The "trick," Mahoney noted, is valuing research. In his view, brokers and advisers should engage in a "thoughtful process" of determining the components of brokerage that are attributable to execution and research. "As long as we all accept the principle that this will never be perfect, and that if you had five asset managers Ö with the same broker, there would be five different valuations of the exact same research they reviewed, the discipline around trying to understand what you paid for and what you got and how are you using it" is to the benefit of investors, he said. "I think it is good to do something, but you have to accept that it will never be perfect."
Gerald Lins, general counsel of ING Investment Management Americas, agreed that valuation is a significant issue. Disclosing the actual costs of execution and research can be case of a "garbage in, garbage out," he warned. "Donít over-estimate how granular or accurate you can be," he said. Lins noted that a manager can give a great deal of information to a mutual fund board, which in turn can sit down and "walk through the data" with a trader. However, he questioned whether the average fund shareholder would have the same level of knowledge. "I would err on the side of shorter, more general discussion," he said. "Overkill is not good in this area."
Giblin noted that sell-side has struggled with research valuation issues, as well. He noted that there are a number of different valuation models as well as a number of different ways that the buy-side uses research.
On that note, Plaze said that the staff has "spent hours in meetings" talking about valuation. "Do you look at the cost?
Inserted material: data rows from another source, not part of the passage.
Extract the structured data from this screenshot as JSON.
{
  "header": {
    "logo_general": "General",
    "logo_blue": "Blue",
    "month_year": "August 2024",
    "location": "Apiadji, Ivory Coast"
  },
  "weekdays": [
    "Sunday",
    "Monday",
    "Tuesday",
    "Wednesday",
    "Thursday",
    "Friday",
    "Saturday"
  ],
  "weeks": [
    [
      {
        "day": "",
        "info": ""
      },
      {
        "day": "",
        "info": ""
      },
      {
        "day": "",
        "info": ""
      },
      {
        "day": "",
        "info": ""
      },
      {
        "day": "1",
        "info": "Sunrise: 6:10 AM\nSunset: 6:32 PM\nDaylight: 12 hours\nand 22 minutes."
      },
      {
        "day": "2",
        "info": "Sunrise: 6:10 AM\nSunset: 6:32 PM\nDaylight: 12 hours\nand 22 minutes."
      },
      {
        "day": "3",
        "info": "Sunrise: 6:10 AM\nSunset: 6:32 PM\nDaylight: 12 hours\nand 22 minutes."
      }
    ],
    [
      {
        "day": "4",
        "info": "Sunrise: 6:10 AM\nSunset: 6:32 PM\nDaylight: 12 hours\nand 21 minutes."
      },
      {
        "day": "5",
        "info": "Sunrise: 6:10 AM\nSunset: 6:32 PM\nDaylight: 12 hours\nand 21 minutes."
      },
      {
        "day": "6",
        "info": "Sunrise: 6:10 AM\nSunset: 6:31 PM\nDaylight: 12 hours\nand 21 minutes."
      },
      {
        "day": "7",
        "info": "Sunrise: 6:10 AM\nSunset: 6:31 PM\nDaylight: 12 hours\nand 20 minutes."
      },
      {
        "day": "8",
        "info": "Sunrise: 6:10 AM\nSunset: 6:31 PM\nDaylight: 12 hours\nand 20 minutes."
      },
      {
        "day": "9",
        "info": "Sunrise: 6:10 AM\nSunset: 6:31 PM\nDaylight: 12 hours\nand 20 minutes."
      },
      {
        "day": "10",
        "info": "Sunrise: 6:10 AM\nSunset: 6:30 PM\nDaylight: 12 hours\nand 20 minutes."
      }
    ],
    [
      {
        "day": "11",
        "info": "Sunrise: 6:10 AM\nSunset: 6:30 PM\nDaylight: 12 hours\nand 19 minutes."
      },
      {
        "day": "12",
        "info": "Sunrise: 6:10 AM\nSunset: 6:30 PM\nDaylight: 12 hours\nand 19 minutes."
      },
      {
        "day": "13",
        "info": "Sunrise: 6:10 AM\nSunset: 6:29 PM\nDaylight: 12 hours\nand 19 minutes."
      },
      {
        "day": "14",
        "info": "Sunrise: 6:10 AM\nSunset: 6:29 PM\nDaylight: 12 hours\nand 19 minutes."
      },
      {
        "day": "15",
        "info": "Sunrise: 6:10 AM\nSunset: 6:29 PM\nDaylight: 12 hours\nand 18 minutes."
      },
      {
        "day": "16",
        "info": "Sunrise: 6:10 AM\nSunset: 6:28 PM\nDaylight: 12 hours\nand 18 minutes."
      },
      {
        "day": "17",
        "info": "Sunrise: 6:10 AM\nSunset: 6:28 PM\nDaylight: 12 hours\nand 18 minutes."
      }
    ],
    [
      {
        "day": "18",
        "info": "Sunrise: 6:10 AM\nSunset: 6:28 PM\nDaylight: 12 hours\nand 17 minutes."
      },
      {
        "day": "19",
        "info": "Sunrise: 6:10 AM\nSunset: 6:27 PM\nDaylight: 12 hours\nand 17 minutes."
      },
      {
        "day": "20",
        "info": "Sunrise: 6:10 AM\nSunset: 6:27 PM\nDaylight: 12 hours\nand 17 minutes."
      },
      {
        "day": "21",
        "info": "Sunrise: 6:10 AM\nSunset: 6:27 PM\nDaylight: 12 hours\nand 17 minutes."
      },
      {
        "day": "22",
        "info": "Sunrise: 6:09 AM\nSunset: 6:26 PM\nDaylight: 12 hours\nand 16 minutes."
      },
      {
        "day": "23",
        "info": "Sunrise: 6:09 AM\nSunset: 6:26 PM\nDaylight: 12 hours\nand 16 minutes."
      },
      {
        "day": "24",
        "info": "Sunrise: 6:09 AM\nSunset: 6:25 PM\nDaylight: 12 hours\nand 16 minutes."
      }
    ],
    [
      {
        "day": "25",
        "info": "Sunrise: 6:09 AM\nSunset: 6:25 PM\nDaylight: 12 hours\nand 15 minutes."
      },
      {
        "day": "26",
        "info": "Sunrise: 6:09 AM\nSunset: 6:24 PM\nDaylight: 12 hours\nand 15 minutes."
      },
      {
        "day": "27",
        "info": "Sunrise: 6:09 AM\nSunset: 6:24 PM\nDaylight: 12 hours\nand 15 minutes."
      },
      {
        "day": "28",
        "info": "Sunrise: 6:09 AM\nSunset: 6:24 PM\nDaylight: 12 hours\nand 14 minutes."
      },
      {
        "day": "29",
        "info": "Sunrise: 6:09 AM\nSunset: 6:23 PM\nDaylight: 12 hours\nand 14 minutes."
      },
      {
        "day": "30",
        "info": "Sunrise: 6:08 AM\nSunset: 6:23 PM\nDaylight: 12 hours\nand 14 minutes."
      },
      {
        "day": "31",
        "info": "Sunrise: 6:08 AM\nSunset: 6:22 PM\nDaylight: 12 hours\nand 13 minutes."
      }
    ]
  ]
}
Do you look at the value?" he asked. The point of the disclosure, he said, is to help clients understand the extent of the money managerís conflict, which is tied to the value that the adviser places on the research. "It doesnít have anything to do with the cost to the broker," he said. He noted that the FSA adopted a "brilliant" approach in which they decided it would "force a negotiation" by which brokers and advisers would agree upon a market price. "The argument against that," he added, "is that itís a wholly discretionary price, depending on the relative market power of the two parties rather than the inherent value [or] inherent cost of the good."
In any event, he noted that regardless of the valuation methodology, the process will establish a baseline value of the research. "Whatís going to be very interesting is how clients react the second, third, or fourth year when they see changes in the amount of research," said Plaze. Such changes may empower institutional clients to impose budgets or limits on their money manager, "even if the numbers arenít pristine."